The Chronicle could not confirm the whole medical record. Still, the outlet quoted San Francisco Supervisor Matt Dorsey saying that a child accidentally overdosing on fentanyl was not unprecedented.
Dorsey called the incident a “wake-up call” about the city’s drug crisis.
Last week, a puppy accidentally ingested prescription fentanyl while nosing through a garbage can.
Fentanyl overdose deaths are increasing, especially in states such as California.
As The Daily Fetched reported earlier this week:
Fentanyl overdose deaths skyrocketed 1,280% over the past five years in Los Angeles, according to a new study.
Among the deaths, the highest fell into adults aged 26 to 39 who live in affluent areas. This was followed by the age range of 40 to 64, according to the Los Angeles County Department of Public Health.
The study derived shocking figures from looking at emergency room visits, hospitalizations, and deaths broken down by age, gender, and ethnicity.
“White residents accounted for the largest number of fentanyl overdose deaths, ED visits, and hospitalizations, followed by Latino, Black, and Asian residents,” the report said.

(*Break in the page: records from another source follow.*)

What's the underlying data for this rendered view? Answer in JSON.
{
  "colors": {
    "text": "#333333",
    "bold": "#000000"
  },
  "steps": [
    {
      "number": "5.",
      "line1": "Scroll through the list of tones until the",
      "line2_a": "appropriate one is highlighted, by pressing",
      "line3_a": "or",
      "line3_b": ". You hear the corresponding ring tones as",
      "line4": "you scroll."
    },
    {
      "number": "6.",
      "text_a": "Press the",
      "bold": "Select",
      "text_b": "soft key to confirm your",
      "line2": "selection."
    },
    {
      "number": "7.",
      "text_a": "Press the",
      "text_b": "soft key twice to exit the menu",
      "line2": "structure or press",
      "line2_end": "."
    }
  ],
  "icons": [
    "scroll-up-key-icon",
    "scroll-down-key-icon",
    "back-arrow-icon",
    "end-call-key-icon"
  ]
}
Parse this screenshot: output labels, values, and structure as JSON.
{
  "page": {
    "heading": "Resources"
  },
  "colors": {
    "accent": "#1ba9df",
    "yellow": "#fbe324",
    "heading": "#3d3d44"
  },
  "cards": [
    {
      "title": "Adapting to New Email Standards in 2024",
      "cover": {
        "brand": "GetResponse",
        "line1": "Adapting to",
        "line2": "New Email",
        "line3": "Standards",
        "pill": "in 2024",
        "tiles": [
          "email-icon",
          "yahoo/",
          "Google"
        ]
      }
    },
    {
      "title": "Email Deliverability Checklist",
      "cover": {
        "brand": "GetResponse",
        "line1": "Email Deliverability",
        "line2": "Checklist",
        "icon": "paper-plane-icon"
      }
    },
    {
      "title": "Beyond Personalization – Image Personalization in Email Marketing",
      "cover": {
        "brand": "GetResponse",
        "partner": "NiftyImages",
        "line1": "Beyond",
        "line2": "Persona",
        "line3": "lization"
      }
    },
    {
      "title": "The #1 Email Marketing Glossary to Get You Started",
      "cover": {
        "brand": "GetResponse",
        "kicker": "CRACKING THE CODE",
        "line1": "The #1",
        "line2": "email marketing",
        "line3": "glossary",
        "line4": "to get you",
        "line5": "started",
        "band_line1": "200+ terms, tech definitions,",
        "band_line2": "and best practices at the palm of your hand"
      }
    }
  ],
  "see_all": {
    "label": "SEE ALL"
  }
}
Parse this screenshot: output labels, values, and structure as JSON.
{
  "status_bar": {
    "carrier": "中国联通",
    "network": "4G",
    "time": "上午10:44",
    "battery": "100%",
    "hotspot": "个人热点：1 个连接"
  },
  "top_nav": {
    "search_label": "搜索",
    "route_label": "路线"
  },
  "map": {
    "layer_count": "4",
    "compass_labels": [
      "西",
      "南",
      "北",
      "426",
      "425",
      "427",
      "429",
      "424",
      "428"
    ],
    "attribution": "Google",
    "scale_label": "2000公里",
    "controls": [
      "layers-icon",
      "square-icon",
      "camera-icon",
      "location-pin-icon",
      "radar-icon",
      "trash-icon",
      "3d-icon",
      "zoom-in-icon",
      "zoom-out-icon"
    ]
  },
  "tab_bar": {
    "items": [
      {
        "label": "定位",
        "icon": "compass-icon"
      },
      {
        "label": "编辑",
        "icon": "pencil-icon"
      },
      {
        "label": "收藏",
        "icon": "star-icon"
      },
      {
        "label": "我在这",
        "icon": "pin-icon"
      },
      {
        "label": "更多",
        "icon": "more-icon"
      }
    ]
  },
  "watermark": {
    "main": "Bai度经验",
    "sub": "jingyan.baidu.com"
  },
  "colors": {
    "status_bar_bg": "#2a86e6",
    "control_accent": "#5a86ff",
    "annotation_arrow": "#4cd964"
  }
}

The report added that black residents were higher at 30%, compared to 22% for white residents, if ethnic groups were broken down compared to rates per 100,000 people.